A Master at Project ManagementWhat would make a person with many years in project management, who holds a Project Management Institute (PMI)® Project Management Professional (PMP)® credential and two bachelor degrees — one in computer science and the other in mathematics — pursue his master’s degree in project management? Would that person really have something to gain by more education? Apparently, yes.

“Typically, when you think about project management, it’s budgets, schedules, metrics, and calculations,” explains Bill Mowery. “But the amount I’m learning about project management that I didn’t know is a very pleasant surprise.”

Mowery, who does oversight and governance work for a Fortune 150 company, is in his final term of an online master’s program run by The Pennsylvania State University.

A major part of his master’s education has focused on soft skills, the human side of what it takes to be a “good project manager and how project management is linked into accomplishing an organization’s goals.”

“I wish I knew this 20 years ago,” he notes. “I’d be further ahead today.”

Mowery believes he approaches work differently now than he did before going after the advanced degree. “I’ve learned how to analyze people and their interests. I think that comes back to more detailed stakeholder analysis — learning what makes people tick and tailoring my message and approach based on a better understanding of the dynamics of the project and the different types of power that exist within an organization.”

He also has a deeper appreciation, he adds, for how project management can be used as an execution tool to achieve company strategy. “How do we pull these different pieces together — resources, tools, needs and wants and desires and objectives — and sort this out into a logical sequence of work and projects to get where we want to go?”

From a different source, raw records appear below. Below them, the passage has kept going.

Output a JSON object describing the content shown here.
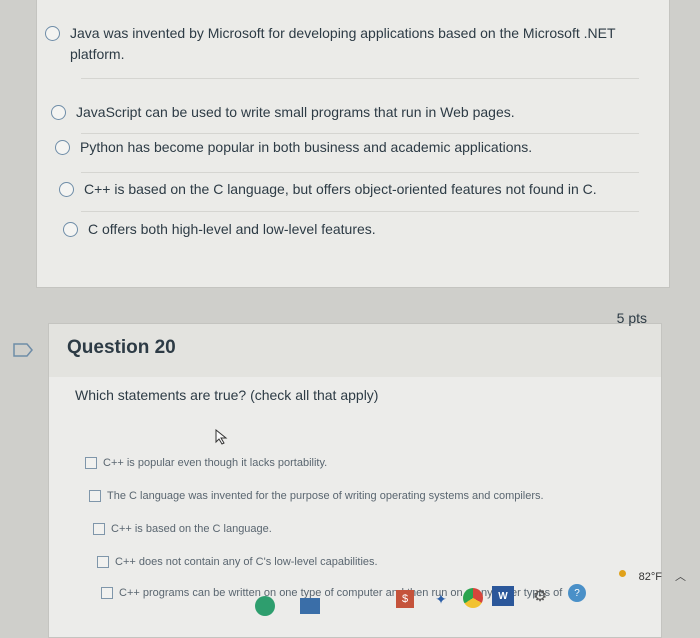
{
  "question19": {
    "options": [
      "Java was invented by Microsoft for developing applications based on the Microsoft .NET platform.",
      "JavaScript can be used to write small programs that run in Web pages.",
      "Python has become popular in both business and academic applications.",
      "C++ is based on the C language, but offers object-oriented features not found in C.",
      "C offers both high-level and low-level features."
    ]
  },
  "question20": {
    "title": "Question 20",
    "points": "5 pts",
    "prompt": "Which statements are true? (check all that apply)",
    "options": [
      "C++ is popular even though it lacks portability.",
      "The C language was invented for the purpose of writing operating systems and compilers.",
      "C++ is based on the C language.",
      "C++ does not contain any of C's low-level capabilities.",
      "C++ programs can be written on one type of computer and then run on many other types of"
    ]
  },
  "taskbar": {
    "temperature": "82°F",
    "icons": [
      "edge-icon",
      "app-icon",
      "store-icon",
      "dropbox-icon",
      "chrome-icon",
      "word-icon",
      "settings-icon",
      "help-icon"
    ]
  },
  "colors": {
    "accent": "#2d3b45",
    "radio": "#6f8da8"
  }
}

The first year of Mowery’s education, which started in fall 2009, included two courses a semester in topics such as organizations, strategy, planning and resource management, interpersonal and group behavior, and other subjects. Now he’s finishing up a research paper on the ins and outs and applications for Earned Schedule. As he explains, “I’m focused on taking some real world data and doing retrospective analysis of projects with the Earned Schedule method to see how much better it really performs compared to our existing Earned Value methods.”

To attend classes, he logs into a course management system into which his instructors have loaded reading assignments, homework, and discussion topics. He communicates with other members of his cohort through that system, most of whom, like him, live outside of the area where the university is located. When they’re working on projects together, he has also used other online tools, including GoToMeeting for online meeting collaboration, as well as email and instant messaging.

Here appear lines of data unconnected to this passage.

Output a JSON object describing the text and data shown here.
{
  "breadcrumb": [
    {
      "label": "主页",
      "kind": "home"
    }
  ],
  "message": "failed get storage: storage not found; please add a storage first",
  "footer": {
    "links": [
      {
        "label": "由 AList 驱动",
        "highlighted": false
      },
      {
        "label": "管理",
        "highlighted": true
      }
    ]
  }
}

That teamwork with other students has been an important part of the program for him. “Practically every class I’ve taken requires me to collaborate with classmates,” he explains. Since the work is done virtually, that’s another aspect of the online nature of the program that has proven invaluable to him. “Those auxiliary lessons are really practical in today’s world with its global economy.”


The Price of a Master Degree

Pursuing a master’s degree isn’t inexpensive. The cost for the 2010-2011 academic year at Penn State is $912 per credit hour or a flat rate of just under $11,000 for students taking 12 or more credits per semester. (The master’s degree requires 30 credits to graduate.) On top of that are smaller fees: $65 for a graduate degree application, about $150 per course for materials and textbooks; and an IT fee of between $80 and $236 for each academic year.

Fortunately, students can use financial aid in the form of scholarships, loans, and payment plans to cover the costs.

Bill Mowery is earning his master’s degree in project management with the help of his employer. He has been able to tap a company reimbursement program to pick up at least part of the tab of his tuition. Though he offers this caveat: “Unbeknownst to many, employers will put a cap on what they’ll reimburse during a particular calendar year or for a particular program. Uncle Sam also has his limits. If you get too much reimbursement in a year, you’ll pay taxes on that just as if it were income.”


Mowery speaks highly of the caliber of the instructors, which includes lead faculty member Jeff Pinto, two-time winner of PMI’s Distinguished Service Award, author of numerous books and scientific papers on project management, and research scientist with the National Center for Geographic Information and Analysis.

But student interaction has been just as worthwhile. “There’s a broad range of people in the program,” he says. “It’s interesting to hear how project management is practiced outside your own discipline. When you talk to people in healthcare and power generation, you tend to get a more holistic view of some of the commonalities of techniques and methods that are universal.”

Ultimately, Mowery says the biggest benefit of going after his master’s degree — in spite of his immersion in project management through work — has been self-satisfaction. “I’ve really enjoyed the program. It’s been a help to shore up some of my own personal weaknesses. And it has also allowed me to help mentor people who are just coming into the field. I’ve established a lot of good relationships. Being able to help other people along the way always brings me a great degree of satisfaction.”